→ EXERCISE DETAILS
Would you go through the records below and copy each line with the string "initials"?

Web page and app entries
..............................

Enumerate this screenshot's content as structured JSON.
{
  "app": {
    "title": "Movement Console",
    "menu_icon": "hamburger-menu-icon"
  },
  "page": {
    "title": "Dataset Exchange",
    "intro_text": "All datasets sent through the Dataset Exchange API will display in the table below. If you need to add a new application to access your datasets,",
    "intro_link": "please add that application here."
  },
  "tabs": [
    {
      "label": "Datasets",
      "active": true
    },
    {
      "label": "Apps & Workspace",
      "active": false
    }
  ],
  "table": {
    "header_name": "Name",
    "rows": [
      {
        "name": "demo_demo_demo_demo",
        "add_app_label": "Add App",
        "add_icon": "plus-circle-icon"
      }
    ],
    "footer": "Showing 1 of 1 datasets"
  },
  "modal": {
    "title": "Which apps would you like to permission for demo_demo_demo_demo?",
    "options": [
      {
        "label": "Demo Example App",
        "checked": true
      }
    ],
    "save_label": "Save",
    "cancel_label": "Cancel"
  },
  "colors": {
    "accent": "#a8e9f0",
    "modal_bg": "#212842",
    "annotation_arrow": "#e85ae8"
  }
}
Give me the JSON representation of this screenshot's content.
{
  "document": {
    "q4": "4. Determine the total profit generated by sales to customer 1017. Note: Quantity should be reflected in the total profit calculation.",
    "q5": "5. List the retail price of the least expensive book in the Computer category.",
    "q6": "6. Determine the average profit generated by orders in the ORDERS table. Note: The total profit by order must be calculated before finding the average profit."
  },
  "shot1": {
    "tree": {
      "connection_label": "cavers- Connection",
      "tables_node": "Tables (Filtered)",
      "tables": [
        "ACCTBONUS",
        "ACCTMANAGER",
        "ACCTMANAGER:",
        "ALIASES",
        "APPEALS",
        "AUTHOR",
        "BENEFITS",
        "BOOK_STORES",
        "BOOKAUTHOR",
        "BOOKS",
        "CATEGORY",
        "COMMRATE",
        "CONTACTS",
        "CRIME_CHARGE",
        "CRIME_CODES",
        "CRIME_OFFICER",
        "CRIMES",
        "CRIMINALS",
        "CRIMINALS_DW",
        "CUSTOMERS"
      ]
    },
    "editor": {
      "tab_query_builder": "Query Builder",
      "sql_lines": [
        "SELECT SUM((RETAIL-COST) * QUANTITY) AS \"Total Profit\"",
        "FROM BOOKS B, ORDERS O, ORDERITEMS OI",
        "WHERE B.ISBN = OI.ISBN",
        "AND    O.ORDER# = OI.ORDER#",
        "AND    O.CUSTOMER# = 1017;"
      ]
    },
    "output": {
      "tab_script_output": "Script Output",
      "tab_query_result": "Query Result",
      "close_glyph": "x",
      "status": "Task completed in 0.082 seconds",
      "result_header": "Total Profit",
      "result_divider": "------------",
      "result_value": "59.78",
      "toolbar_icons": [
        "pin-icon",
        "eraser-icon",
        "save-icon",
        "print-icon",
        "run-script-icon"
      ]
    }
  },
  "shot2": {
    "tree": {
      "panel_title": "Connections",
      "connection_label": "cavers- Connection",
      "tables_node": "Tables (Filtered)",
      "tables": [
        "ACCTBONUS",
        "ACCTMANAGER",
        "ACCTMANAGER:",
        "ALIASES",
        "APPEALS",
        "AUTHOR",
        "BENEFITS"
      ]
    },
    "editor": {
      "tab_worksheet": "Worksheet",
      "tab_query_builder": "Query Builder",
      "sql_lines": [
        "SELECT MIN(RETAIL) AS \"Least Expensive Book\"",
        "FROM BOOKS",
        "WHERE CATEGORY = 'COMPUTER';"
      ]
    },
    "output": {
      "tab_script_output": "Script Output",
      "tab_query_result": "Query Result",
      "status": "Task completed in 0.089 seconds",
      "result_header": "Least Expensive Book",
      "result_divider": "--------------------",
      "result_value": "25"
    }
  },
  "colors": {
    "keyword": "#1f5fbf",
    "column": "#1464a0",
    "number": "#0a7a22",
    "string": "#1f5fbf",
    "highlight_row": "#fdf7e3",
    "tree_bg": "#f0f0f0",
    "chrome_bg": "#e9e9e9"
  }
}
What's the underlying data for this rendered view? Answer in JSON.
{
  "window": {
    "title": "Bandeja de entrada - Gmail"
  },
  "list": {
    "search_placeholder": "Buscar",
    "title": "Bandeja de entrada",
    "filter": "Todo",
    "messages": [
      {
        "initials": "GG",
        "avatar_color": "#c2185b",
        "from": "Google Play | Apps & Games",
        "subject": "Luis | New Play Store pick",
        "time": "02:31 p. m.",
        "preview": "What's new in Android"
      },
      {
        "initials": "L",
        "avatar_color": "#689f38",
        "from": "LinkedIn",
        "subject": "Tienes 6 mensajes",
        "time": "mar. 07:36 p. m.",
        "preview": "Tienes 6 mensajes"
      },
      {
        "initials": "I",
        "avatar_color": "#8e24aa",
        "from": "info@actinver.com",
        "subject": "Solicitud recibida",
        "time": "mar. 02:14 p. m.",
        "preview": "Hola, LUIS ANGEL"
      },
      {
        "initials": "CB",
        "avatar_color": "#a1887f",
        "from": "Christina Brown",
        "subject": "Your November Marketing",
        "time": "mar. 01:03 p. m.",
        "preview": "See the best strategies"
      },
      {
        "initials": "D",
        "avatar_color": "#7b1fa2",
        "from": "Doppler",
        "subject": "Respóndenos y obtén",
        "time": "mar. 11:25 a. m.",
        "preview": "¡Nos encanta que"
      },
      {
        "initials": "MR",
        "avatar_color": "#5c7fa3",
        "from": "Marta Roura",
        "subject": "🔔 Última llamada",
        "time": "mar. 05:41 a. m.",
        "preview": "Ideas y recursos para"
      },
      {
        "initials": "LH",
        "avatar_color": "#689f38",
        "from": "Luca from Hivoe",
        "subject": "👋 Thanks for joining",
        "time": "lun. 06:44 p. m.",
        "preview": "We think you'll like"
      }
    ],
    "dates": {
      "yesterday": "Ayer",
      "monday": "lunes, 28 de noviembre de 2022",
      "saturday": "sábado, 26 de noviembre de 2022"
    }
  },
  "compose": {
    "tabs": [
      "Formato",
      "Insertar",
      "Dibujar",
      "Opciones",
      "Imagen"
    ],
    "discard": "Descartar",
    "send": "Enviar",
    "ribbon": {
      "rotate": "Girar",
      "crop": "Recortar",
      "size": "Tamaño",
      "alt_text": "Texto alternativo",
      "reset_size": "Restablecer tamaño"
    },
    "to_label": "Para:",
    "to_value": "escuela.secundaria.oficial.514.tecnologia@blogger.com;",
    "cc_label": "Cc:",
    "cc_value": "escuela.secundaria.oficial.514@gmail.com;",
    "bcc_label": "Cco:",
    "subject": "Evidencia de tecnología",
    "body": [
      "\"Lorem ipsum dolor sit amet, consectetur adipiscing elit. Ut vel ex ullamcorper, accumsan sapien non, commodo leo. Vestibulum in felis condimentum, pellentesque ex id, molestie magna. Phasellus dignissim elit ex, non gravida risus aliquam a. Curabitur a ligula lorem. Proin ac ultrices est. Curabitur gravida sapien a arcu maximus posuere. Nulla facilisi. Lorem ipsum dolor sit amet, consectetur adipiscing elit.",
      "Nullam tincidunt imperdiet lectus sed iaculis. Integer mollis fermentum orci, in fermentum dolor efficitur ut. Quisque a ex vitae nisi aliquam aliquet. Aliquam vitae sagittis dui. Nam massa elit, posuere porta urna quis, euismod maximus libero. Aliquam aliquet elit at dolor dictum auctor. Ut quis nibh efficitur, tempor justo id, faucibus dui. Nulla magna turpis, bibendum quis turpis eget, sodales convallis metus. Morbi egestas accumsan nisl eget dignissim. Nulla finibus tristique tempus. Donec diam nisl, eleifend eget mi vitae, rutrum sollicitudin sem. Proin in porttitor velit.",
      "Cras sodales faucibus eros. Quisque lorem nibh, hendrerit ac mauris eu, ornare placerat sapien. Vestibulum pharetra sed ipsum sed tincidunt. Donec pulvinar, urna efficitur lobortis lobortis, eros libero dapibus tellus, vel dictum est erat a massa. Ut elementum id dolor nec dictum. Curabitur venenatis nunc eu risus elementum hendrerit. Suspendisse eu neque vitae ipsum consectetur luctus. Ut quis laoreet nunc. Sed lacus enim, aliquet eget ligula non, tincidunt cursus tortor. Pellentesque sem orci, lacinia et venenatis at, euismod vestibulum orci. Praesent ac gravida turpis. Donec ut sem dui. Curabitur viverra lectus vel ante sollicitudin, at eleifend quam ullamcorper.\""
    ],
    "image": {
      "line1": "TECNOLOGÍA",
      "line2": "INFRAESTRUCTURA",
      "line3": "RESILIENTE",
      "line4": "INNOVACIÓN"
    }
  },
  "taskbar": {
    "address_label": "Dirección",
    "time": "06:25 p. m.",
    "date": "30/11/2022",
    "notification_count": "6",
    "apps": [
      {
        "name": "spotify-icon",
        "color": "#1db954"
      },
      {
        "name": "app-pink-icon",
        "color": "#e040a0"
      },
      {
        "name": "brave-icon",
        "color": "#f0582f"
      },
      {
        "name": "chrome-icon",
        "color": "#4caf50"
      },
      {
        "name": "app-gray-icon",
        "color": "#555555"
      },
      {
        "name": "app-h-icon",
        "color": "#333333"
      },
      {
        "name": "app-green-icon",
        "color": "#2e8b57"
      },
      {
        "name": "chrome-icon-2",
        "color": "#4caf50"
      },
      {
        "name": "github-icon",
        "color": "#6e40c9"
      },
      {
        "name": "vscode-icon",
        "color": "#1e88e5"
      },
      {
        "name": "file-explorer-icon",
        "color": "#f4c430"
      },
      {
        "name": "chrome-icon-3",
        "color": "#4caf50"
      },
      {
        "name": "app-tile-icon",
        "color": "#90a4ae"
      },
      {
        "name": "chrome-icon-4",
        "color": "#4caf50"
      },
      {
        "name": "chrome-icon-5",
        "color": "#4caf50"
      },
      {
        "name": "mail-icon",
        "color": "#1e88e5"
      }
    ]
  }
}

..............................

→ REPLY TO THE EXERCISE
        "initials": "GG",
        "initials": "L",
        "initials": "I",
        "initials": "CB",
        "initials": "D",
        "initials": "MR",
        "initials": "LH",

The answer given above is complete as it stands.